6. Who has been the best reliever in the Rangers bullpen so far?
AJM: I think you could make an argument that Soria has been the best reliever for Texas so far this season, especially if you want to disregard that ugly Boston outing. Otherwise, you'd have to go with Jason Frasor, who has yet to allow a run in 7⅔ innings. The pen was a strength for Texas last year, but has been shaky so far in 2014, and there's been a revolving door out there, with Texas most recently losing Pedro Figueroa (claimed from you guys, and looking like a decent lefty middle relief option prior to his injury) to Tommy John surgery.
7. Can you give us a quick scouting report on Robbie Ross, who will start on Wednesday?
AJM: Ross is an interesting story, a second-round pick who got above-slot money to sign out of a Kentucky high school in 2008. He came up through the system as a strike-thrower who got ground balls but didn't overwhelm hitters. In spring training 2012, he was mentioned as someone who would have a chance to earn a job on the Opening Day pitching staff, which seemed like puffery to me, given that he had a whopping six games above A-ball up to that point. But he impressed in camp, and has been in the majors since the start of the 2012 season, working as a reliever in 2012 and 2013.

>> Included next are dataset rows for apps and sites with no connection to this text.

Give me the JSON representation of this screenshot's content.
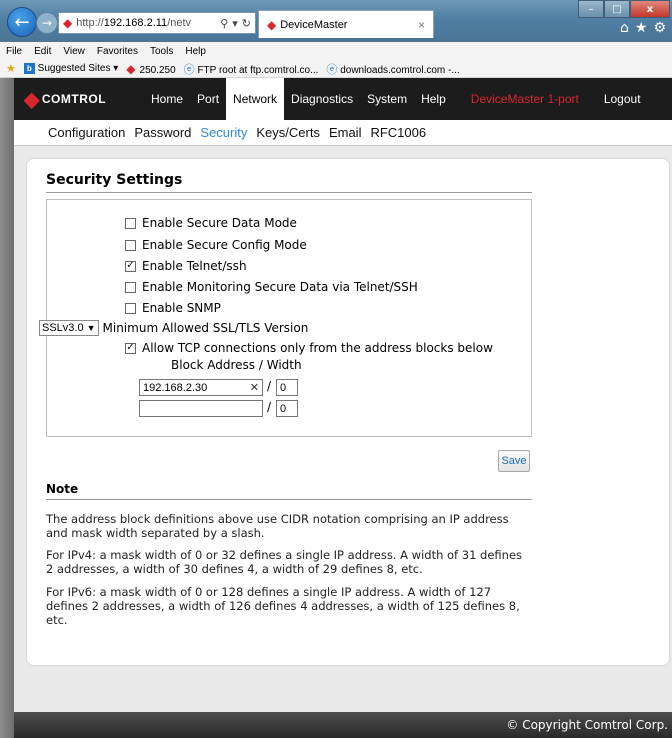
{
  "browser": {
    "address_prefix": "http://",
    "address_host": "192.168.2.11",
    "address_rest": "/netv",
    "tab_title": "DeviceMaster",
    "tab_close": "×",
    "window_buttons": {
      "minimize": "–",
      "maximize": "□",
      "close": "x"
    }
  },
  "menubar": [
    "File",
    "Edit",
    "View",
    "Favorites",
    "Tools",
    "Help"
  ],
  "favorites": {
    "suggested": "Suggested Sites ▾",
    "item1": "250.250",
    "item2": "FTP root at ftp.comtrol.co...",
    "item3": "downloads.comtrol.com -..."
  },
  "topnav": {
    "logo": "COMTROL",
    "items": [
      "Home",
      "Port",
      "Network",
      "Diagnostics",
      "System",
      "Help"
    ],
    "active": "Network",
    "device": "DeviceMaster 1-port",
    "logout": "Logout"
  },
  "subnav": {
    "items": [
      "Configuration",
      "Password",
      "Security",
      "Keys/Certs",
      "Email",
      "RFC1006"
    ],
    "active": "Security"
  },
  "security": {
    "title": "Security Settings",
    "options": [
      {
        "label": "Enable Secure Data Mode",
        "checked": false
      },
      {
        "label": "Enable Secure Config Mode",
        "checked": false
      },
      {
        "label": "Enable Telnet/ssh",
        "checked": true
      },
      {
        "label": "Enable Monitoring Secure Data via Telnet/SSH",
        "checked": false
      },
      {
        "label": "Enable SNMP",
        "checked": false
      }
    ],
    "tls_select_value": "SSLv3.0",
    "tls_label": "Minimum Allowed SSL/TLS Version",
    "allow_tcp_label": "Allow TCP connections only from the address blocks below",
    "allow_tcp_checked": true,
    "block_header": "Block Address / Width",
    "blocks": [
      {
        "address": "192.168.2.30",
        "width": "0"
      },
      {
        "address": "",
        "width": "0"
      }
    ],
    "save_label": "Save"
  },
  "note": {
    "title": "Note",
    "p1": "The address block definitions above use CIDR notation comprising an IP address and mask width separated by a slash.",
    "p2": "For IPv4: a mask width of 0 or 32 defines a single IP address. A width of 31 defines 2 addresses, a width of 30 defines 4, a width of 29 defines 8, etc.",
    "p3": "For IPv6: a mask width of 0 or 128 defines a single IP address. A width of 127 defines 2 addresses, a width of 126 defines 4 addresses, a width of 125 defines 8, etc."
  },
  "footer": {
    "copyright": "© Copyright Comtrol Corp."
  },
  "colors": {
    "brand_red": "#d8262e",
    "active_link": "#2a8de0",
    "nav_bg": "#1c1c1c"
  }
}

He got the opportunity to win a job in the rotation this spring, and by virtue of a strong spring performance and a lot of injuries, he made the Opening Day roster. Ross has definitely made the most of it so far, with a 2.45 ERA through five starts. His fastball has a natural cutting action that makes him better against righties, and worse against lefties, than your average left-hander. When he's on, he's going to throw strikes -- he hasn't walked a batter in his last three starts -- and get a lot of ground balls. He's a fastball/cutter/slider guy who isn't going to dominate, but who, when he's good, is going to make the outfielders bored because of the lack of action out there.
8. Colby Lewis, who hadn't pitched in the Majors since July 2012, has now made three starts this season. Is he back to his old self, or has he lost a step after elbow surgery?
AJM: Lewis was a legit #2/#3 starter from 2010-12 for the Rangers, and he's not back to that point right now. His fastball is going to be around 88 mph, and he throws mostly the fastball and slider now, relying on command and location as compared to stuff. And Colby had some issues in the spring with his command due to a positive part of his offseason hip surgery -- he has more range of motion in his hip now, with the upshot being that he had to rediscover his release point because he is moving so much better. At this point, he looks like a solid back-end starter, and the Rangers will gladly take that from him.
9. Last time, I asked you to write a haiku about Donnie Murphy. It did not reflect favorably upon the infielder. Would you like to update it now after he went 4-for-11 with a homer and three RBI against the A's last week?
Small sample sizes
Can turn scrubs into All Stars,
But midnight still strikes.
Thank you, Adam, for participating in the Q&A!
The series starts in a couple hours. First pitch is scheduled for 5:00 p.m., Gray vs. Darvish. The A's seem to have the antidote to Darvish's mojo, so the question will be whether the pitching and defense can do their parts if the lineup manages to notch a few runs against him again. Kouz is out, but Beltre is back. Choo is also out, but Murphy is in there with hopes of inexplicably terrorizing A's fans once again.